*** RECORD SET ***

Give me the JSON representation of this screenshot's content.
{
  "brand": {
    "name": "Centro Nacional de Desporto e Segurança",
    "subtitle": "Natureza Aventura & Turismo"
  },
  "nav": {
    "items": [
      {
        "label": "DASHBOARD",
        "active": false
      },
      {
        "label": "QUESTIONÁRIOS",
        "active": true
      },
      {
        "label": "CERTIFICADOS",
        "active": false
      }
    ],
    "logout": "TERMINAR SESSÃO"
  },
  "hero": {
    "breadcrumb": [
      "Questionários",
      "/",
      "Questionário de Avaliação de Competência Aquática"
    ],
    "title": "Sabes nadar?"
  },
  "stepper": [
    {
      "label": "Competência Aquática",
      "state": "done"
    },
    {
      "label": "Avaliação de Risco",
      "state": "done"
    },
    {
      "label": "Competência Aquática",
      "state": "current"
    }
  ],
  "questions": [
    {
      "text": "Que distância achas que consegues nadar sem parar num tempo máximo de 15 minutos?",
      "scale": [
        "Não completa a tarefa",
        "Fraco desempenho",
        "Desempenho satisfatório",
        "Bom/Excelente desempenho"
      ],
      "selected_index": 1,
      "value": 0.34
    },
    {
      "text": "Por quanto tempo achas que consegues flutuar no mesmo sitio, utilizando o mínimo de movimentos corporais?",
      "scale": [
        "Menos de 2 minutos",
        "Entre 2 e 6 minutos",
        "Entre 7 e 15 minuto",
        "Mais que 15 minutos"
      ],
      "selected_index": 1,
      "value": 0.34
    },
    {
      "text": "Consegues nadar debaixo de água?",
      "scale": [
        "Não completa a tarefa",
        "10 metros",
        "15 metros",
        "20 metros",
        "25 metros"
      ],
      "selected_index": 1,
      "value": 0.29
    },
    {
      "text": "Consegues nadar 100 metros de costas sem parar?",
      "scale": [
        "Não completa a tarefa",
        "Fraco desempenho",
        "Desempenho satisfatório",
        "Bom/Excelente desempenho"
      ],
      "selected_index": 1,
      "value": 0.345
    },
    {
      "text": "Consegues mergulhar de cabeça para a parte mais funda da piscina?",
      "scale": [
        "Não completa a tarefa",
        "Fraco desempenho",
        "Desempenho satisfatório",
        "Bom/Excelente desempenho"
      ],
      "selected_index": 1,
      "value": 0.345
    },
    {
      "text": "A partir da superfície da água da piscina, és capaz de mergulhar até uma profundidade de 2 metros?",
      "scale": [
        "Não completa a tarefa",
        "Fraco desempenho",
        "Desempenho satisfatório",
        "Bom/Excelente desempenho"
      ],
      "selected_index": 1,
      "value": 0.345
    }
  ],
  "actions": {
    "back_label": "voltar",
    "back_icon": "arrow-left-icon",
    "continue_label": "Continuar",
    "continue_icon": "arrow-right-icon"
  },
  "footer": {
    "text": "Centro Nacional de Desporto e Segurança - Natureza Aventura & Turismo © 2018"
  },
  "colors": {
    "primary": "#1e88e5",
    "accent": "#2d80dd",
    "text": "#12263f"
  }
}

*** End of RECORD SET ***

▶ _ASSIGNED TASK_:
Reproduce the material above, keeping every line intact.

▶ _EXERCISE OUTPUT_:
Give me the JSON representation of this screenshot's content.
{
  "brand": {
    "name": "Centro Nacional de Desporto e Segurança",
    "subtitle": "Natureza Aventura & Turismo"
  },
  "nav": {
    "items": [
      {
        "label": "DASHBOARD",
        "active": false
      },
      {
        "label": "QUESTIONÁRIOS",
        "active": true
      },
      {
        "label": "CERTIFICADOS",
        "active": false
      }
    ],
    "logout": "TERMINAR SESSÃO"
  },
  "hero": {
    "breadcrumb": [
      "Questionários",
      "/",
      "Questionário de Avaliação de Competência Aquática"
    ],
    "title": "Sabes nadar?"
  },
  "stepper": [
    {
      "label": "Competência Aquática",
      "state": "done"
    },
    {
      "label": "Avaliação de Risco",
      "state": "done"
    },
    {
      "label": "Competência Aquática",
      "state": "current"
    }
  ],
  "questions": [
    {
      "text": "Que distância achas que consegues nadar sem parar num tempo máximo de 15 minutos?",
      "scale": [
        "Não completa a tarefa",
        "Fraco desempenho",
        "Desempenho satisfatório",
        "Bom/Excelente desempenho"
      ],
      "selected_index": 1,
      "value": 0.34
    },
    {
      "text": "Por quanto tempo achas que consegues flutuar no mesmo sitio, utilizando o mínimo de movimentos corporais?",
      "scale": [
        "Menos de 2 minutos",
        "Entre 2 e 6 minutos",
        "Entre 7 e 15 minuto",
        "Mais que 15 minutos"
      ],
      "selected_index": 1,
      "value": 0.34
    },
    {
      "text": "Consegues nadar debaixo de água?",
      "scale": [
        "Não completa a tarefa",
        "10 metros",
        "15 metros",
        "20 metros",
        "25 metros"
      ],
      "selected_index": 1,
      "value": 0.29
    },
    {
      "text": "Consegues nadar 100 metros de costas sem parar?",
      "scale": [
        "Não completa a tarefa",
        "Fraco desempenho",
        "Desempenho satisfatório",
        "Bom/Excelente desempenho"
      ],
      "selected_index": 1,
      "value": 0.345
    },
    {
      "text": "Consegues mergulhar de cabeça para a parte mais funda da piscina?",
      "scale": [
        "Não completa a tarefa",
        "Fraco desempenho",
        "Desempenho satisfatório",
        "Bom/Excelente desempenho"
      ],
      "selected_index": 1,
      "value": 0.345
    },
    {
      "text": "A partir da superfície da água da piscina, és capaz de mergulhar até uma profundidade de 2 metros?",
      "scale": [
        "Não completa a tarefa",
        "Fraco desempenho",
        "Desempenho satisfatório",
        "Bom/Excelente desempenho"
      ],
      "selected_index": 1,
      "value": 0.345
    }
  ],
  "actions": {
    "back_label": "voltar",
    "back_icon": "arrow-left-icon",
    "continue_label": "Continuar",
    "continue_icon": "arrow-right-icon"
  },
  "footer": {
    "text": "Centro Nacional de Desporto e Segurança - Natureza Aventura & Turismo © 2018"
  },
  "colors": {
    "primary": "#1e88e5",
    "accent": "#2d80dd",
    "text": "#12263f"
  }
}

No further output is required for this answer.